### Data records for software interfaces
════════

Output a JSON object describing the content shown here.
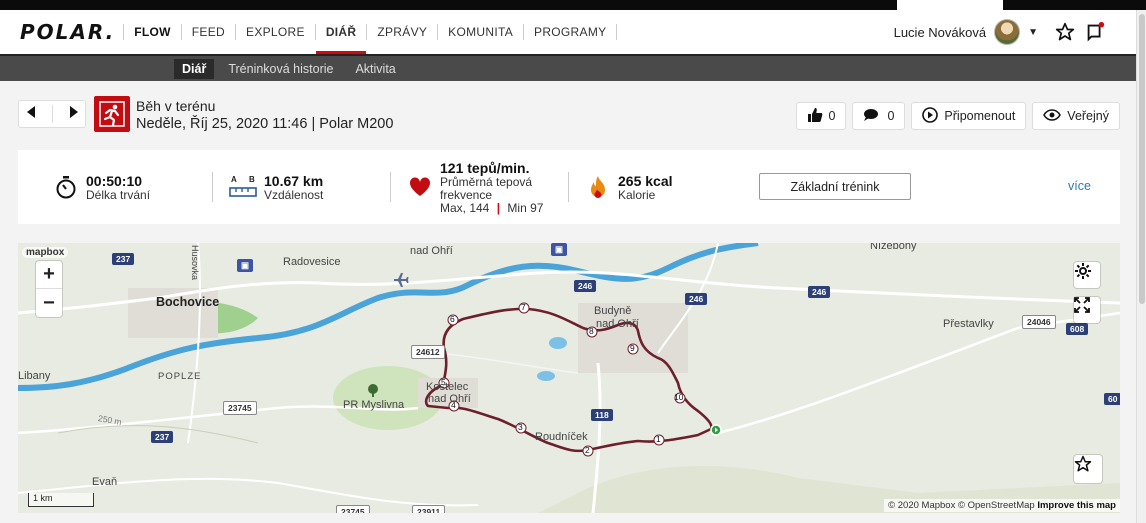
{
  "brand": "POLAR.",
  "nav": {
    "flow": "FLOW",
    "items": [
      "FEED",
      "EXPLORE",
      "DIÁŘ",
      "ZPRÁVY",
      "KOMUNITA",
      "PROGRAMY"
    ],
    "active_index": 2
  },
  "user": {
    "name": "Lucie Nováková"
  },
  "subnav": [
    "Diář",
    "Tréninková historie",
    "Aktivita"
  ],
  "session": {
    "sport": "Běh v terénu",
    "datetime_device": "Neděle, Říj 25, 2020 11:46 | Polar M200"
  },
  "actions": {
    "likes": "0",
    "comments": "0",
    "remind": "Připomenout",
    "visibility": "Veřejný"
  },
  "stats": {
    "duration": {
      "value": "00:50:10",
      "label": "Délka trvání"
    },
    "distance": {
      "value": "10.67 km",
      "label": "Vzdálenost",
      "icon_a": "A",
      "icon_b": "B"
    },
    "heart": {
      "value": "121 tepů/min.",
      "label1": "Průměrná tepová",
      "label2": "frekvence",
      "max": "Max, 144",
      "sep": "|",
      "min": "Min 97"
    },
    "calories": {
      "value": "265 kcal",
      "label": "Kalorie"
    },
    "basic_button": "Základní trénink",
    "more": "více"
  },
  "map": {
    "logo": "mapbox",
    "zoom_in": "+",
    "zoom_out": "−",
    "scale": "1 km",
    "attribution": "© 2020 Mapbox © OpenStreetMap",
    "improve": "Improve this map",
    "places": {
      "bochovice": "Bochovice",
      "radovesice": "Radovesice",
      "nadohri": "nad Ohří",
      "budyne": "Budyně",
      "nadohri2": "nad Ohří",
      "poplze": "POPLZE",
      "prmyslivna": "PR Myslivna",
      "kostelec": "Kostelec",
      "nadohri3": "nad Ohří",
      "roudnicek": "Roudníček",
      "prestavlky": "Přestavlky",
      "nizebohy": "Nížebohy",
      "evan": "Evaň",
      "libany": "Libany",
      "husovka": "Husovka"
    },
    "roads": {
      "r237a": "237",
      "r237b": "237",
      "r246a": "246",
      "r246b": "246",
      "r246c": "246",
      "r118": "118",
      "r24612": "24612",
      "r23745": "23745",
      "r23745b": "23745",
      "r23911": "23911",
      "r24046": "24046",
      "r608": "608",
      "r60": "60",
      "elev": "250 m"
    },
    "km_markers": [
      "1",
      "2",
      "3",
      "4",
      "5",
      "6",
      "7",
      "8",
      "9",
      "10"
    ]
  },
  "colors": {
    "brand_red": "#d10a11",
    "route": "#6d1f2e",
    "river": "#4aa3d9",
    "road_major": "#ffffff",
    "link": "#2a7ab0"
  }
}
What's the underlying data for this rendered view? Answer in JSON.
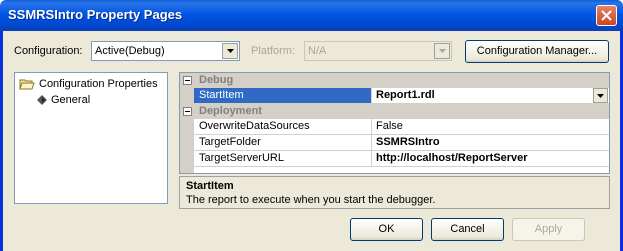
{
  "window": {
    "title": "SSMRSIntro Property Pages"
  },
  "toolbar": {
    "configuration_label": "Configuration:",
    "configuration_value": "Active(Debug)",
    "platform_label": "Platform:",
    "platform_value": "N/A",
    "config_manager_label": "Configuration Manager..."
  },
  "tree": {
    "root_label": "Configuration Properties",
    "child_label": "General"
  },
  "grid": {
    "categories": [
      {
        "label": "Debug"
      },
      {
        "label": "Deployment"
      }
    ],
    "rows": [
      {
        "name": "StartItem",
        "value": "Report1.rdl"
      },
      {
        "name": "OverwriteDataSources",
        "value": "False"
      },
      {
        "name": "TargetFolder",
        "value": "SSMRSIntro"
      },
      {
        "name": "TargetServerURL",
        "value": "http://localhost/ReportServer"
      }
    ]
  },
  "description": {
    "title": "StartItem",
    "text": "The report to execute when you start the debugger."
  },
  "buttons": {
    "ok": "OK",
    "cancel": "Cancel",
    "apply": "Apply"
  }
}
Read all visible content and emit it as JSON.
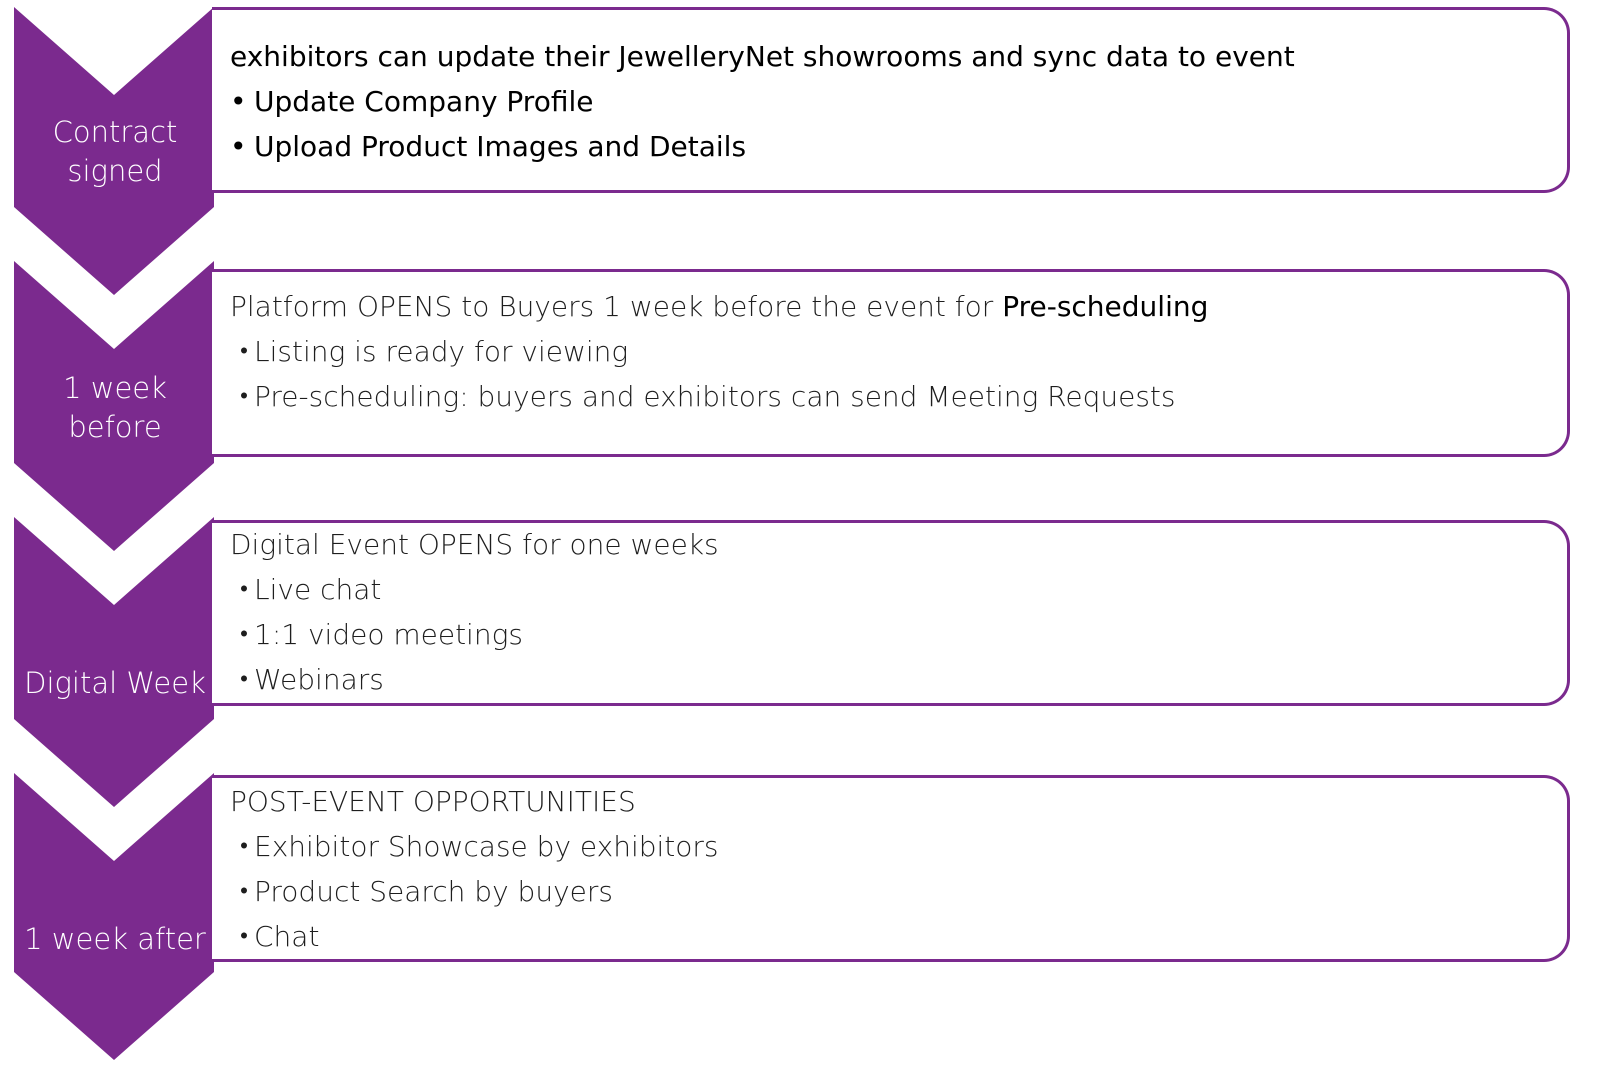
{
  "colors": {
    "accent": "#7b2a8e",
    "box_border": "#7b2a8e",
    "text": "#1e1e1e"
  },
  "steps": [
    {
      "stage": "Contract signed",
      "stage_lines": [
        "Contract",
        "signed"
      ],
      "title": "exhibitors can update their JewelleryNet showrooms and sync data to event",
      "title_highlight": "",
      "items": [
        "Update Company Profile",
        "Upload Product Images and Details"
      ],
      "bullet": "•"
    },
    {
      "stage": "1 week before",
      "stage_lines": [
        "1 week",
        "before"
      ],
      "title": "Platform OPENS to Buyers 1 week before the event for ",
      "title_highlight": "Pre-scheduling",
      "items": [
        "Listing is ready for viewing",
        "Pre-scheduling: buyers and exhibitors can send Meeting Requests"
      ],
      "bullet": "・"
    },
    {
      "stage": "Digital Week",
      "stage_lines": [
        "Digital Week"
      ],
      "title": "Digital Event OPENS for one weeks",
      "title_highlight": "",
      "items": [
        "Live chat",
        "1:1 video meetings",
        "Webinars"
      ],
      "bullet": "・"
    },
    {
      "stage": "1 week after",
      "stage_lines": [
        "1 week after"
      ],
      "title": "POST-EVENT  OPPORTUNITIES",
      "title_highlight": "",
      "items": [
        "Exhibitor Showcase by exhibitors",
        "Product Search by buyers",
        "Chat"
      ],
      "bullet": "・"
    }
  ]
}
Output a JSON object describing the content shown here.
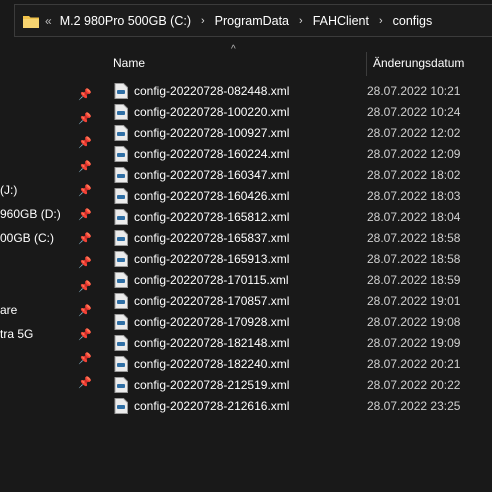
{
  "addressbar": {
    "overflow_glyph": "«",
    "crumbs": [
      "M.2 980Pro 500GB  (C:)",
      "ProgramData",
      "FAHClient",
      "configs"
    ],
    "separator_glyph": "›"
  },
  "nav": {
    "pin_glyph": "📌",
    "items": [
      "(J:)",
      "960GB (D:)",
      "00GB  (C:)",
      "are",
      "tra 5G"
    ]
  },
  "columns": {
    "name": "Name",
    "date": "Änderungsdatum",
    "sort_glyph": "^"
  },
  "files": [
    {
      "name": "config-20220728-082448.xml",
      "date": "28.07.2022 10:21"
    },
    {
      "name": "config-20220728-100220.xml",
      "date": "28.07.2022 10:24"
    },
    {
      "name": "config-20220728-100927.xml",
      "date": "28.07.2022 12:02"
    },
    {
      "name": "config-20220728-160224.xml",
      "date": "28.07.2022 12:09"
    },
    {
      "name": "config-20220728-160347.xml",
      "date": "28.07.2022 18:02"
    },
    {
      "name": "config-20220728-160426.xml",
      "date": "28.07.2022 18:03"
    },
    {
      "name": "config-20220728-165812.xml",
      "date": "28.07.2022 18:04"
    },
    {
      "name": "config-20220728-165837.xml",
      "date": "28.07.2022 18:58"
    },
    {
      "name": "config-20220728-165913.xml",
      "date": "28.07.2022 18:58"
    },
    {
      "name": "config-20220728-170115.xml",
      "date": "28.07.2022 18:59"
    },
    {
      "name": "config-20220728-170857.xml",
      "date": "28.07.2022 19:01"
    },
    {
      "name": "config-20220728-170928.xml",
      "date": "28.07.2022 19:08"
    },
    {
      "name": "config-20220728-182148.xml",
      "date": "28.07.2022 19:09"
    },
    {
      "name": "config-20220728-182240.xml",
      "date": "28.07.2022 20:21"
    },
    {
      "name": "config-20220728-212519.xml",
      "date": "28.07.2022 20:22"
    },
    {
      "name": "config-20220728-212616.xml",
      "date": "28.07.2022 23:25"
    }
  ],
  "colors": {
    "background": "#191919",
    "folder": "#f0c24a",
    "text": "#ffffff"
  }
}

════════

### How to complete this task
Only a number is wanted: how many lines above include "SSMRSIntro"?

### Answer to this exercise
2